Oh, mistery, misery! Again comes on me
The terrible labor of true prophecy, dizzying prelude.

They call me crazy, like a fortune-teller,
A poor starved beggar-woman – and I bore it!
And now the prophet undoing his prophetess
Has brought me to this final darkness.

Thus says Cassandra in Aeschylus’s play Agamemnon. The god Apollo gave Cassandra the gift of seeing the future with complete clarity, but because she did not return his love he then cursed her so that no one would believe her visions. The only thing worse than predicting the total ruin of your city and your own death is being unable to convince others to help avert these tragedies.

Of course, that is the paradox of a true fortune teller: if you were able to see the future in a fixed state, there would be no hope of avoiding the misfortune you would inevitably foretell. You could not, for instance, foresee an accident in your loved one’s future and be able to save that person from danger.

A Russian scientist, Igor Novikov, described a similar notion in the 1980s called the self-consistency principle that deals with time travel. He asserted that any event that would change the past has a probability of 0 to eliminate the potential for time paradoxes. For example, if someone were to travel back in time and kill his younger self, that act would prevent him from the time travel itself; Novikov’s principle rules this act to be impossible.

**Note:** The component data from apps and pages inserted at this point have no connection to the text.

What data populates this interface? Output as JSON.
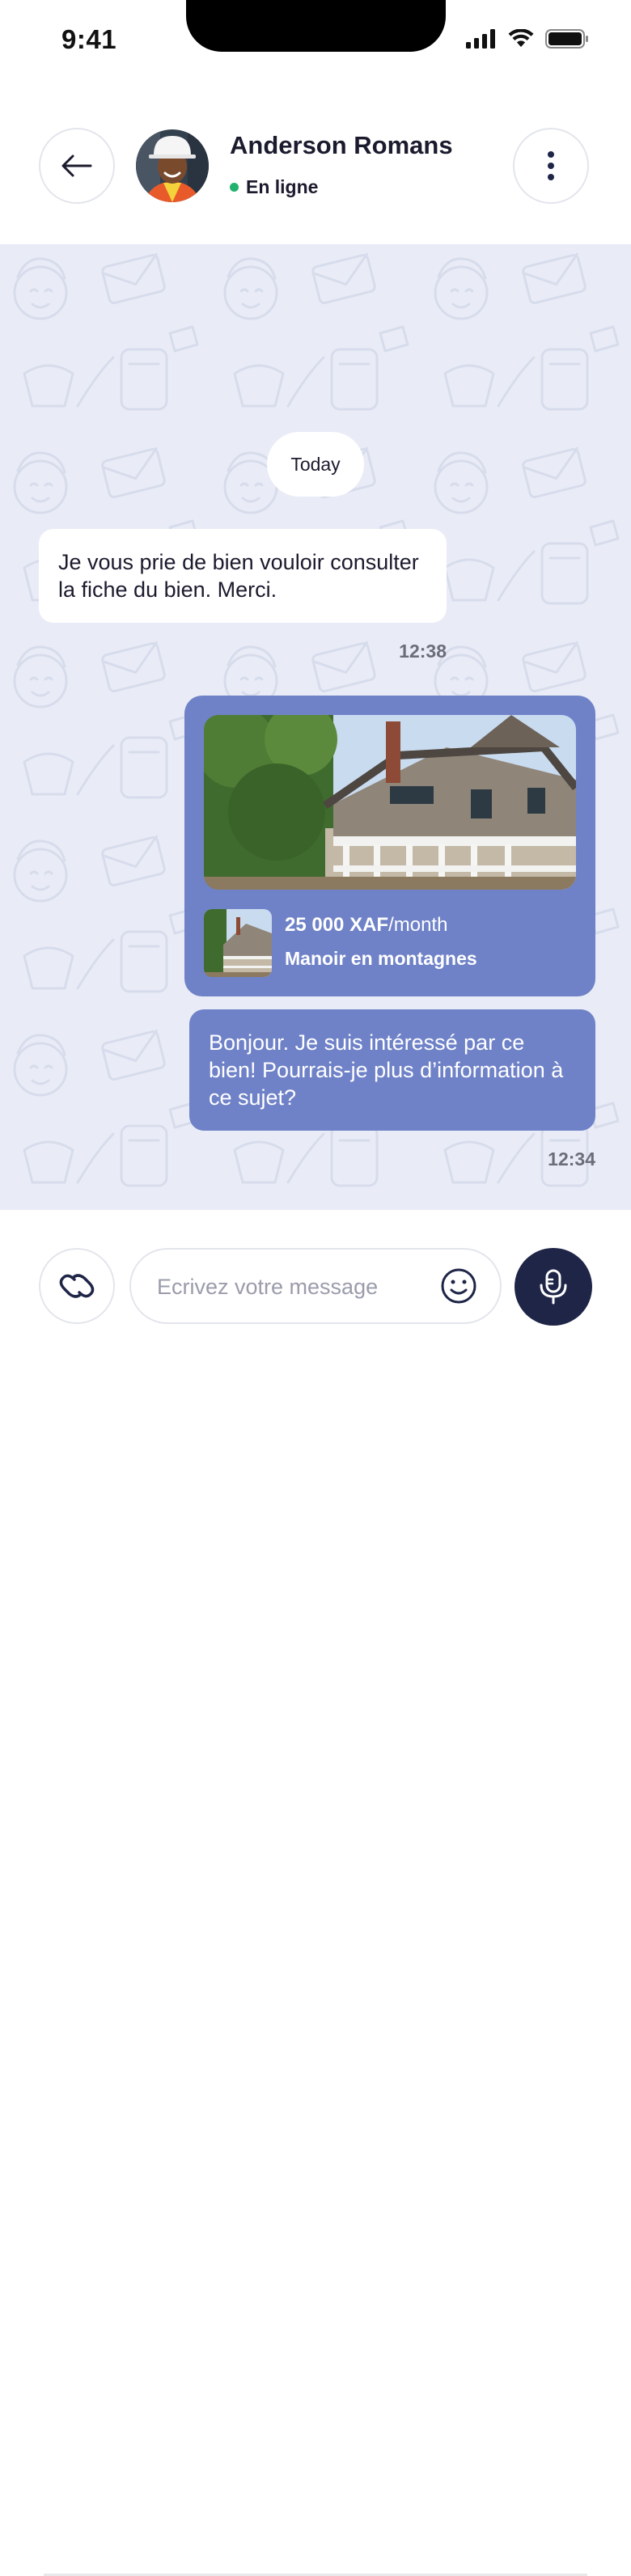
{
  "status_bar": {
    "time": "9:41",
    "icons": [
      "signal-icon",
      "wifi-icon",
      "battery-icon"
    ]
  },
  "header": {
    "back_icon": "arrow-left-icon",
    "contact_name": "Anderson Romans",
    "status_text": "En ligne",
    "status_color": "#23b26d",
    "more_icon": "vertical-dots-icon"
  },
  "chat": {
    "date_label": "Today",
    "messages": [
      {
        "direction": "incoming",
        "text": "Je vous prie de bien vouloir consulter la fiche du bien. Merci.",
        "time": "12:38"
      },
      {
        "direction": "outgoing",
        "type": "listing-card",
        "price": "25 000 XAF",
        "price_suffix": "/month",
        "title": "Manoir en montagnes"
      },
      {
        "direction": "outgoing",
        "text": "Bonjour. Je suis intéressé par ce bien! Pourrais-je plus d’information à ce sujet?",
        "time": "12:34"
      }
    ]
  },
  "composer": {
    "attach_icon": "link-icon",
    "placeholder": "Ecrivez votre message",
    "emoji_icon": "smiley-icon",
    "mic_icon": "microphone-icon"
  },
  "colors": {
    "accent_bubble": "#6f82c8",
    "chat_background": "#e9ecf6",
    "mic_button": "#1e2547"
  }
}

J.K. Rowling played with these temporal paradoxes in her third installation of the Harry Potter series, Harry Potter and the Prisoner of Azkaban. Hermione, an over-achieving student, uses a “time turner” so that she can attend more classes than time permits. At the end of the book, she, Harry, and Ron rewind time to save the life of a creature that’s already been killed and then must rescue their slightly former selves from danger. Thus this sequence of events exists in a permanent loop: the former selves must be saved before they can travel back in time, but only after the later selves travel in time are they able to be saved (this is known as a bootstrap paradox).

Coming full circle, poor Professor Trelawney of Hogwarts is another fortune teller who is rarely believed (but perhaps for good reason in her case):